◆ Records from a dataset
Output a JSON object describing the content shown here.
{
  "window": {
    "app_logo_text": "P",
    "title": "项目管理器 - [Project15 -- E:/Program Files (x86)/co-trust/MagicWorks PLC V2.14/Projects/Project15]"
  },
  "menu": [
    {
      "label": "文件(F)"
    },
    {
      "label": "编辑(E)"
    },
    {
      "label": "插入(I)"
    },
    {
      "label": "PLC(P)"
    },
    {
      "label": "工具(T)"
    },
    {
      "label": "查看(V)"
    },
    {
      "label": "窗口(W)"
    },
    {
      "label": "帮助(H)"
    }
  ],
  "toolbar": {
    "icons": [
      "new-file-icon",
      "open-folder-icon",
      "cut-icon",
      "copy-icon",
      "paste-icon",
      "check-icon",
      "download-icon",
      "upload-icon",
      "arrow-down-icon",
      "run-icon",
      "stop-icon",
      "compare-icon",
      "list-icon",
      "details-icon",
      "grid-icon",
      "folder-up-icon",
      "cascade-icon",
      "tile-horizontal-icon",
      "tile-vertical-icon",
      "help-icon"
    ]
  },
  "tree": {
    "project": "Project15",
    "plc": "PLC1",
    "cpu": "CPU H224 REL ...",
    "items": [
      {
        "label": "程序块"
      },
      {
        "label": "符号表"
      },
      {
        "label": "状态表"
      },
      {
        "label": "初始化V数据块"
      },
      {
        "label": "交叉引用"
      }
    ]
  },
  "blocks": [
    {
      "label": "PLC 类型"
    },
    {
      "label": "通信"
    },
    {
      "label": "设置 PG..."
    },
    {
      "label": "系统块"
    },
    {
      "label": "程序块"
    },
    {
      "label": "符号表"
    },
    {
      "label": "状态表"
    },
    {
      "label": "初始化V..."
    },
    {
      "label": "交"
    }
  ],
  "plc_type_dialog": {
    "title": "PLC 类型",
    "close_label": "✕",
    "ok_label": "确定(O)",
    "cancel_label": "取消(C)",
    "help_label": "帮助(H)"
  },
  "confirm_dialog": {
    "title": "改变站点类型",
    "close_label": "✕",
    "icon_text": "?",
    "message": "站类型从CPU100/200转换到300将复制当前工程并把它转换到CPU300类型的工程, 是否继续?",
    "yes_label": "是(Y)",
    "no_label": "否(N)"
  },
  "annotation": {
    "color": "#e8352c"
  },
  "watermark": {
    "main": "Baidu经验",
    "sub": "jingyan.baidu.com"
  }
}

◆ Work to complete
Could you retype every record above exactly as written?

◆ Task solution
Output a JSON object describing the content shown here.
{
  "window": {
    "app_logo_text": "P",
    "title": "项目管理器 - [Project15 -- E:/Program Files (x86)/co-trust/MagicWorks PLC V2.14/Projects/Project15]"
  },
  "menu": [
    {
      "label": "文件(F)"
    },
    {
      "label": "编辑(E)"
    },
    {
      "label": "插入(I)"
    },
    {
      "label": "PLC(P)"
    },
    {
      "label": "工具(T)"
    },
    {
      "label": "查看(V)"
    },
    {
      "label": "窗口(W)"
    },
    {
      "label": "帮助(H)"
    }
  ],
  "toolbar": {
    "icons": [
      "new-file-icon",
      "open-folder-icon",
      "cut-icon",
      "copy-icon",
      "paste-icon",
      "check-icon",
      "download-icon",
      "upload-icon",
      "arrow-down-icon",
      "run-icon",
      "stop-icon",
      "compare-icon",
      "list-icon",
      "details-icon",
      "grid-icon",
      "folder-up-icon",
      "cascade-icon",
      "tile-horizontal-icon",
      "tile-vertical-icon",
      "help-icon"
    ]
  },
  "tree": {
    "project": "Project15",
    "plc": "PLC1",
    "cpu": "CPU H224 REL ...",
    "items": [
      {
        "label": "程序块"
      },
      {
        "label": "符号表"
      },
      {
        "label": "状态表"
      },
      {
        "label": "初始化V数据块"
      },
      {
        "label": "交叉引用"
      }
    ]
  },
  "blocks": [
    {
      "label": "PLC 类型"
    },
    {
      "label": "通信"
    },
    {
      "label": "设置 PG..."
    },
    {
      "label": "系统块"
    },
    {
      "label": "程序块"
    },
    {
      "label": "符号表"
    },
    {
      "label": "状态表"
    },
    {
      "label": "初始化V..."
    },
    {
      "label": "交"
    }
  ],
  "plc_type_dialog": {
    "title": "PLC 类型",
    "close_label": "✕",
    "ok_label": "确定(O)",
    "cancel_label": "取消(C)",
    "help_label": "帮助(H)"
  },
  "confirm_dialog": {
    "title": "改变站点类型",
    "close_label": "✕",
    "icon_text": "?",
    "message": "站类型从CPU100/200转换到300将复制当前工程并把它转换到CPU300类型的工程, 是否继续?",
    "yes_label": "是(Y)",
    "no_label": "否(N)"
  },
  "annotation": {
    "color": "#e8352c"
  },
  "watermark": {
    "main": "Baidu经验",
    "sub": "jingyan.baidu.com"
  }
}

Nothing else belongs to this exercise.